# REQUIRED WORK
Pull every line with "label" from the entries below.

# RECORDS FOR THE EXERCISE
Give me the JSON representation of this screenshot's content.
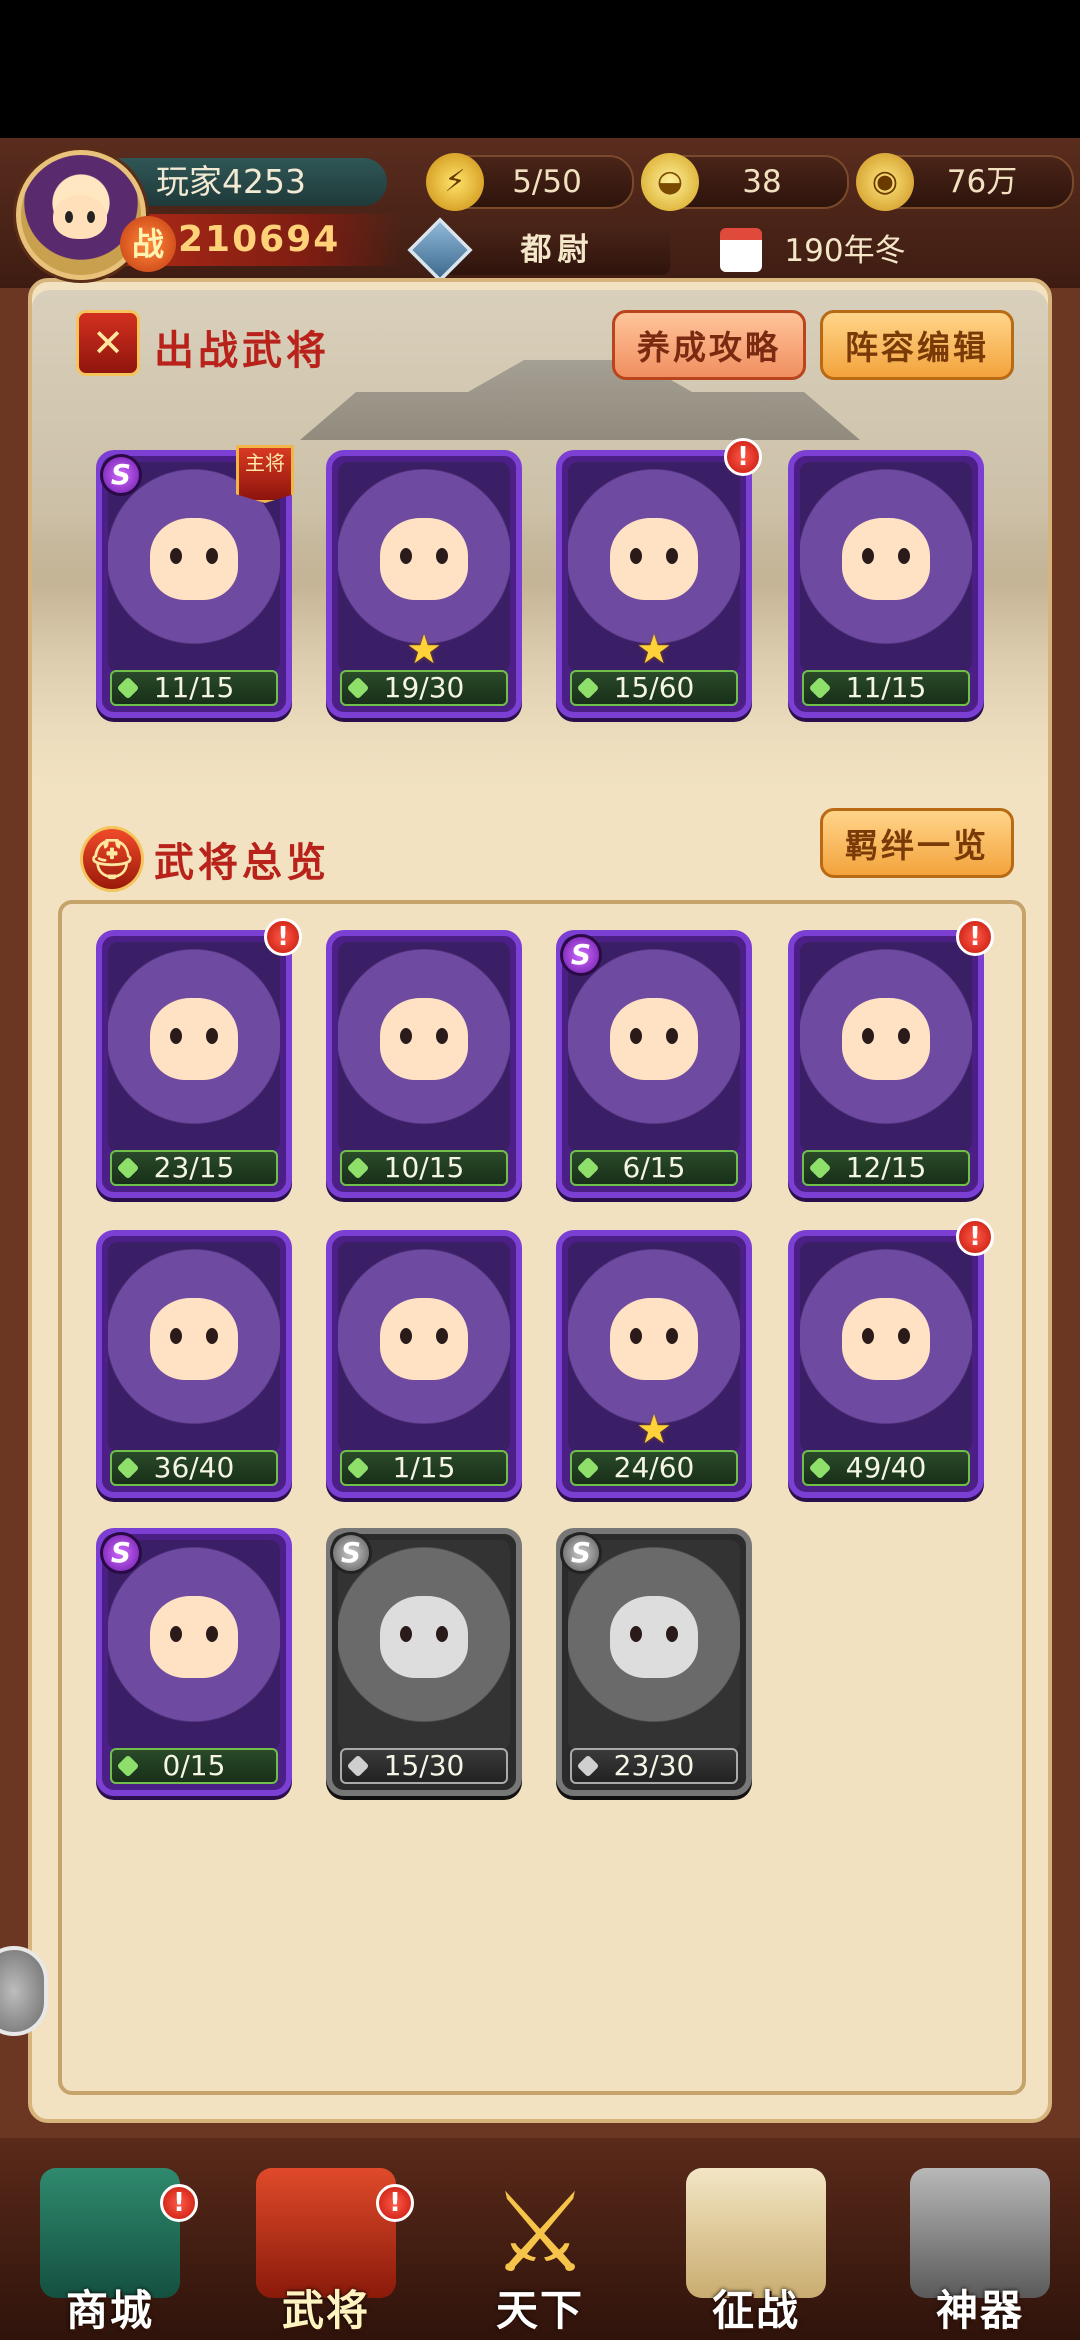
{
  "header": {
    "player_name": "玩家4253",
    "power_badge": "战",
    "power": "210694",
    "stamina": "5/50",
    "gold_ingot": "38",
    "coins": "76万",
    "rank": "都尉",
    "date": "190年冬"
  },
  "battle_section": {
    "title": "出战武将",
    "guide_button": "养成攻略",
    "formation_button": "阵容编辑",
    "leader_tag": "主将",
    "heroes": [
      {
        "fragments": "11/15",
        "s_rank": true,
        "leader": true,
        "star": false,
        "alert": false
      },
      {
        "fragments": "19/30",
        "s_rank": false,
        "leader": false,
        "star": true,
        "alert": false
      },
      {
        "fragments": "15/60",
        "s_rank": false,
        "leader": false,
        "star": true,
        "alert": true
      },
      {
        "fragments": "11/15",
        "s_rank": false,
        "leader": false,
        "star": false,
        "alert": false
      }
    ]
  },
  "overview_section": {
    "title": "武将总览",
    "bonds_button": "羁绊一览",
    "heroes": [
      {
        "fragments": "23/15",
        "s_rank": false,
        "alert": true,
        "star": false,
        "locked": false
      },
      {
        "fragments": "10/15",
        "s_rank": false,
        "alert": false,
        "star": false,
        "locked": false
      },
      {
        "fragments": "6/15",
        "s_rank": true,
        "alert": false,
        "star": false,
        "locked": false
      },
      {
        "fragments": "12/15",
        "s_rank": false,
        "alert": true,
        "star": false,
        "locked": false
      },
      {
        "fragments": "36/40",
        "s_rank": false,
        "alert": false,
        "star": false,
        "locked": false
      },
      {
        "fragments": "1/15",
        "s_rank": false,
        "alert": false,
        "star": false,
        "locked": false
      },
      {
        "fragments": "24/60",
        "s_rank": false,
        "alert": false,
        "star": true,
        "locked": false
      },
      {
        "fragments": "49/40",
        "s_rank": false,
        "alert": true,
        "star": false,
        "locked": false
      },
      {
        "fragments": "0/15",
        "s_rank": true,
        "alert": false,
        "star": false,
        "locked": false
      },
      {
        "fragments": "15/30",
        "s_rank": true,
        "alert": false,
        "star": false,
        "locked": true
      },
      {
        "fragments": "23/30",
        "s_rank": true,
        "alert": false,
        "star": false,
        "locked": true
      }
    ]
  },
  "badges": {
    "s": "S",
    "alert": "!",
    "star": "★"
  },
  "nav": [
    {
      "label": "商城",
      "icon": "shop-pagoda-icon",
      "alert": true,
      "active": false
    },
    {
      "label": "武将",
      "icon": "general-helmet-icon",
      "alert": true,
      "active": true
    },
    {
      "label": "天下",
      "icon": "crossed-swords-icon",
      "alert": false,
      "active": false
    },
    {
      "label": "征战",
      "icon": "battle-flag-icon",
      "alert": false,
      "active": false
    },
    {
      "label": "神器",
      "icon": "artifact-icon",
      "alert": false,
      "active": false
    }
  ],
  "colors": {
    "accent_red": "#b8221a",
    "card_purple": "#7b3fd3",
    "fragment_green": "#6fbf4a"
  }
}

# OUTPUT BELOW
      "label": "商城",
      "label": "武将",
      "label": "天下",
      "label": "征战",
      "label": "神器",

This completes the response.